I am writing this post at one of the "hot desks" at the Engine Room in White River Junction. Three other people are also working, leaning into their computer screens. Amy Robb, director, is the front-door greeter and tour guide, and a handful of others are busy setting up the bar for the evening's First Friday event. It is relatively quiet with a minimum of background noise, one voice explaining to someone who has just come in, as if on cue, to ask aloud "What is this place?"
It's a work-in-progress co-working space, barely two months old, with some tables and chairs, desks for those who like to stand and those who prefer to sit, two comfortable couches, a stage, and a bar area. If you crave a quiet or private spot, you can squeeze into the ergonomically furnished Talk Box, closed off from the main room by some glass and the original Freight House door.
The Talk Box, also called the Phone Booth
Robb did not want to build it and then hope that they would come. She surveyed the potential market to find out what people might want in a co-working space. (It turned out that they wanted lightning-speed Wifi and a friendly atmosphere.) Basic needs like bathrooms and kitchen facilities lie behind the common area, as well as two break-out rooms and a conference room. As I write this, the Wifi is doing its job and the atmosphere is pleasant if somewhat subdued on a Friday afternoon.
For whom is this space intended? Robb describes them as those who have grown beyond the amenities of the traditional cafe. That might include freelancers who need to take a meeting now and then. Work-from-home people who crave the sound of another adult voice, or whose Wifi is slow and unreliable. Writers for whom the demands of home offer no relief. The growing popularity of co-working spaces cheers me. After having been freed from traditional offices by new technologies, it appears that people are looking to gather together, at least some of the time.
Coffee table with Robb's capstone paper for her Masters degree entitled --appropriately--Impact: How Social Innovation Centers Work and Create Impact; also, starters for insane conversations
An adjacent space with 24/7 access is called the Long Haul. There are desks for rent and rooms for lease. One room is being eyed by a local nonprofit, and another may serve as "a warm office space" and facilities for a construction company that is building more housing in the former College Cleaners location in downtown White River Junction.
Co-working by day, event space by night. In addition to First Fridays, on Third Thursdays the bar opens at 4:00 p.m. for Engine Room members and the general public who fancy a drink and an opportunity for schmoozing. Tuesday nights are "open stage"--jam sessions for music, poetry, and other performing arts. According to events coordinator Jenny Albee, demand for the space has been high. JAG Productions (Choir Boy, currently playing at the Briggs Opera House) rented the space for evening rehearsals. The Revels have held a workshop there; holiday and birthday and sorority parties are being booked. On New Year's Eve, a celebration at the Engine Room will include live music from Woodsmith and Hersch, recently nominated for a Grammy.

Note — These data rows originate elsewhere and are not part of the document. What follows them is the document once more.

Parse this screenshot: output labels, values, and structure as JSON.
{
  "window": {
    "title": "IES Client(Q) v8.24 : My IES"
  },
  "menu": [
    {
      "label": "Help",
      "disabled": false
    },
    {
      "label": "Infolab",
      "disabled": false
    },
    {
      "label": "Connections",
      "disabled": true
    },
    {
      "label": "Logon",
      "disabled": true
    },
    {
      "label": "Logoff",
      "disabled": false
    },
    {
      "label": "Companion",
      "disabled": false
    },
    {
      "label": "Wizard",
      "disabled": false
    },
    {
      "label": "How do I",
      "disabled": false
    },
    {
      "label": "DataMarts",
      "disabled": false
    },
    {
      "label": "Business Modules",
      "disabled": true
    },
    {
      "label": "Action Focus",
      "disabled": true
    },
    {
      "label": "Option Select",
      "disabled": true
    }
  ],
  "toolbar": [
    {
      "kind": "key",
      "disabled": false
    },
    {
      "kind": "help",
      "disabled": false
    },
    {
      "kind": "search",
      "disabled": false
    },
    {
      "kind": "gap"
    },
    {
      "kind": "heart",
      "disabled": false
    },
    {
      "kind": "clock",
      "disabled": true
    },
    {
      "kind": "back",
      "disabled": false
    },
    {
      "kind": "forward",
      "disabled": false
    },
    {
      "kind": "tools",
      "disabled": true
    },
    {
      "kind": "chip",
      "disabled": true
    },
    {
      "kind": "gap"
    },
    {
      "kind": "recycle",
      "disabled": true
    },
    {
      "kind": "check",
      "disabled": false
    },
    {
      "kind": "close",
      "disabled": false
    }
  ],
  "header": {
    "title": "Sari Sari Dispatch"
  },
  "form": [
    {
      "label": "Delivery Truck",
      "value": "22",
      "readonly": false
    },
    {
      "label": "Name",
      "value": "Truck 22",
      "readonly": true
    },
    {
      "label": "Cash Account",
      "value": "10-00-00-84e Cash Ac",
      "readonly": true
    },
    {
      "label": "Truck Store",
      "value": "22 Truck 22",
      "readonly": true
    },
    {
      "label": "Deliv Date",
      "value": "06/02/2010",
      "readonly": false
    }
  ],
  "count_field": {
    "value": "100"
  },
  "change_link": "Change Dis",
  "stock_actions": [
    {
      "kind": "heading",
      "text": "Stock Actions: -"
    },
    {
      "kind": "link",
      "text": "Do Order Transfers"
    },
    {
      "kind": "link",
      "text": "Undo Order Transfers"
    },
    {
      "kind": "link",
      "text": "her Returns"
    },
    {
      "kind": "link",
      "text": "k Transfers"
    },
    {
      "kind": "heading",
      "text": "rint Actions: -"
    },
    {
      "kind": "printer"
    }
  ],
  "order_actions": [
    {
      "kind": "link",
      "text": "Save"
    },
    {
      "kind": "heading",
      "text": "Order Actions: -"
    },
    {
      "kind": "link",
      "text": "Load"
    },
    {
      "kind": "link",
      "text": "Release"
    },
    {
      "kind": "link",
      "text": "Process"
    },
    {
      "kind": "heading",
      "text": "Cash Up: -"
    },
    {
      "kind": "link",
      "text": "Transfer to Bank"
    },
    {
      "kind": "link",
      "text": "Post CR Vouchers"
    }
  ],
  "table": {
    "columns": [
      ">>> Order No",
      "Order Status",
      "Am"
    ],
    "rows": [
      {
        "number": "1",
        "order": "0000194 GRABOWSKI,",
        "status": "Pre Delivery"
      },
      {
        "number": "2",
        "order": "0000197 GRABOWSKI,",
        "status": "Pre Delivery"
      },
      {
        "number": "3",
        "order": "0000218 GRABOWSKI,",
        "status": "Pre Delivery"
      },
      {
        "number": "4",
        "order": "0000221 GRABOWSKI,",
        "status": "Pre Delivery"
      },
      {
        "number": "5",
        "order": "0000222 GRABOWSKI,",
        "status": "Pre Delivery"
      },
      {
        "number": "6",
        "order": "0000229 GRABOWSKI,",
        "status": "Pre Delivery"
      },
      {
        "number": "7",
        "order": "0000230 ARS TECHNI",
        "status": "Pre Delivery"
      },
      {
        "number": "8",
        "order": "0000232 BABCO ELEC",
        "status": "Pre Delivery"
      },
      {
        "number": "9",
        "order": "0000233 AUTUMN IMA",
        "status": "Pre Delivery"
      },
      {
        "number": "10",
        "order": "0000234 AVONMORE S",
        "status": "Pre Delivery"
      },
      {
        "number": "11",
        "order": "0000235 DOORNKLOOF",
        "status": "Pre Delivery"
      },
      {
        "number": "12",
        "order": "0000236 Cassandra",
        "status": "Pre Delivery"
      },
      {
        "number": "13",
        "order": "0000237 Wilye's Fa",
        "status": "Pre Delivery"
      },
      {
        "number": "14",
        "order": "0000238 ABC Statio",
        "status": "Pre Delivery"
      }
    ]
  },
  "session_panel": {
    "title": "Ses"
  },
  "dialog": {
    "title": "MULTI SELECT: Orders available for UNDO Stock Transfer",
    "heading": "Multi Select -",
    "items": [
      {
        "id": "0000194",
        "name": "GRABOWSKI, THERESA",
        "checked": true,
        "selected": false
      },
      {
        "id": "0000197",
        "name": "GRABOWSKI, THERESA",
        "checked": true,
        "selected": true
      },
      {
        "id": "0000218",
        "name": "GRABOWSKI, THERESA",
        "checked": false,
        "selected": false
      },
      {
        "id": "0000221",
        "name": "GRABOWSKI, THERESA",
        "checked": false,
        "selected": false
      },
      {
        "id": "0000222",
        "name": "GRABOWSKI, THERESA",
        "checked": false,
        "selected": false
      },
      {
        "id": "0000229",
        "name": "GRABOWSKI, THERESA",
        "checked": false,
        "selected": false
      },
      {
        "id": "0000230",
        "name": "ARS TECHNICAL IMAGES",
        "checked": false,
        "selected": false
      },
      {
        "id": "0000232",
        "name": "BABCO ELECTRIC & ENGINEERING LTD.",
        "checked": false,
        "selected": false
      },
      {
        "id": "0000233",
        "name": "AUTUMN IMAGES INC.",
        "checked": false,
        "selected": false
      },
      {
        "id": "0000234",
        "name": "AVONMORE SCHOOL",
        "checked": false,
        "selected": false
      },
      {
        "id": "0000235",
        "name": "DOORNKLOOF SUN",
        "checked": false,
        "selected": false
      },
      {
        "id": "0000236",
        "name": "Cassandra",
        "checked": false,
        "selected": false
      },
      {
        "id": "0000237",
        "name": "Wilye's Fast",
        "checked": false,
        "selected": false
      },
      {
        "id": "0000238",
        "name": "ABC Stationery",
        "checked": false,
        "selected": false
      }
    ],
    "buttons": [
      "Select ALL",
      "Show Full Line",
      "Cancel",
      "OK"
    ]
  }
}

Evidence of the comfy factor--feet up in the Talk Box
The Engine Room is located in the Freight House (same building as Elixir Restaurant) on South Main Street in White River Junction VT. The potholed parking lot will be repaved in the near future. Fridays, through November, are free of charge and a good opportunity to sample the facility and the vibe. More information, including daily and monthly rates for working in the common space or renting a desk in the Long Haul, is available on the Engine Room's website.
Susan B. Apel, author, ArtfulEdge